4. Obama fears that disclosure of the CIA’s handiwork would be a huge distraction from his mainstream agenda. So he and his advisors have made a calculated political gamble: They will risk the wrath of the Democratic party’s civil liberties base because, realistically, where will these people go in November 2012? Sarah Palen? Right! (But that’s a big gamble; they might just stay at home.)
5. While the president has distanced himself from the idea of any kind of “Truth Commission, ” he is actually counting on pressure on and from Congress to “make him do it,” Which is reportedly what LBJ told Martin Luther King in 1964, when Johnson had spent much of his political capital and that kind of pressure was critical to passing the Voting Rights Act of 1965.
Perhaps none of this should surprise us. Obama has consistently been lukewarm to idea of a Congressional or any other investigation of Bush-era practices and policies. He has said repeatedly he’d rather be looking forward than backward (albeit he’s also said that “no one is above the law.”)
I am clueless about which of the above possibilities, if any, are valid. But what I do know is that Obama’s human rights record will be terminally tarnished if he keeps sweeping this illegal mess under the Oval Office carpet.
As American University law professor Jonathan Turley and many other Constitutional scholars keep pointing out, the president in fact has no choice. He took an oath to uphold the Constitution. That means if laws have been broken – and if we needed any further proof, the recently leaked Red Cross report should suffice -- he is obligated under the Constitution to investigate and hold the guilty accountable. We’re talking war crimes. It’s not a matter of choice.
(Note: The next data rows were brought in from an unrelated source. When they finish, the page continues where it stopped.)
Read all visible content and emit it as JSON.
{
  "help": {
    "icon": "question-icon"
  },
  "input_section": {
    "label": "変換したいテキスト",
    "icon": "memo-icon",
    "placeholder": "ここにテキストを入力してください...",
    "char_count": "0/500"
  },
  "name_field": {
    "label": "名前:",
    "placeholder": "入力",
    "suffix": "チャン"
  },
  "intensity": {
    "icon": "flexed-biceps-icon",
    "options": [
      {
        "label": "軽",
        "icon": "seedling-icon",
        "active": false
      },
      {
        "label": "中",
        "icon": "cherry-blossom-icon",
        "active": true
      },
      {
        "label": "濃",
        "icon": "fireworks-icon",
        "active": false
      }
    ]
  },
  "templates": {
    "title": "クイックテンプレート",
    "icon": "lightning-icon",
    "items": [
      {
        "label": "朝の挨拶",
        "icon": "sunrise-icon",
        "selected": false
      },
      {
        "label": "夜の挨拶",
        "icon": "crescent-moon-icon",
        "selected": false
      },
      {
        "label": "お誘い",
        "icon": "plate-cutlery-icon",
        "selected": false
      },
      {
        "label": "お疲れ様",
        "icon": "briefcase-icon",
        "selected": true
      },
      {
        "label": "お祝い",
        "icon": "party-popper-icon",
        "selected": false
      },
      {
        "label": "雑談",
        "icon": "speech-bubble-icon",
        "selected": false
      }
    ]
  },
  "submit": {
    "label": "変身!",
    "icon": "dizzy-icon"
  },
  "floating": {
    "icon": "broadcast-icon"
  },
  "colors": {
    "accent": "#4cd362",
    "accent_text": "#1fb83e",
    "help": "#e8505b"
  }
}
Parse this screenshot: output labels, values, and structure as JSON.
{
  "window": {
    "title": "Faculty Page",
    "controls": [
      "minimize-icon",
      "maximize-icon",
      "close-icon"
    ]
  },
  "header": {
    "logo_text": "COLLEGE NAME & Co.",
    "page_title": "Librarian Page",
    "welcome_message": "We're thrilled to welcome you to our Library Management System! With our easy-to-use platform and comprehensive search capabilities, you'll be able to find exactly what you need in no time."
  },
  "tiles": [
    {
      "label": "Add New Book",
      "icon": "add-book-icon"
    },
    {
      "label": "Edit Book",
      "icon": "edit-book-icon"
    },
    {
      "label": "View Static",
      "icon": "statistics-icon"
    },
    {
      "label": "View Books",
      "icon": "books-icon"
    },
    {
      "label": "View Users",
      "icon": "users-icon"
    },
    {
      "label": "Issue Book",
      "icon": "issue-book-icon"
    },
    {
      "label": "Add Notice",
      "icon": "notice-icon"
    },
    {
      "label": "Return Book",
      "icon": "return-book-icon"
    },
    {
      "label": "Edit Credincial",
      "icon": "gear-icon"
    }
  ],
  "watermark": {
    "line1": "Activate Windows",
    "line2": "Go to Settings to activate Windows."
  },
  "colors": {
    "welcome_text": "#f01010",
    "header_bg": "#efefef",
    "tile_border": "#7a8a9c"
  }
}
We need to know what was done in our name – and, more importantly, who authorized it?
The logical place for all this to begin is the Justice Department. And this is what I think may ultimately happen. I remain hopeful that a special prosecutor will be appointed.
But we may have to wait quite a while for enough pressure to build to “make him do it.”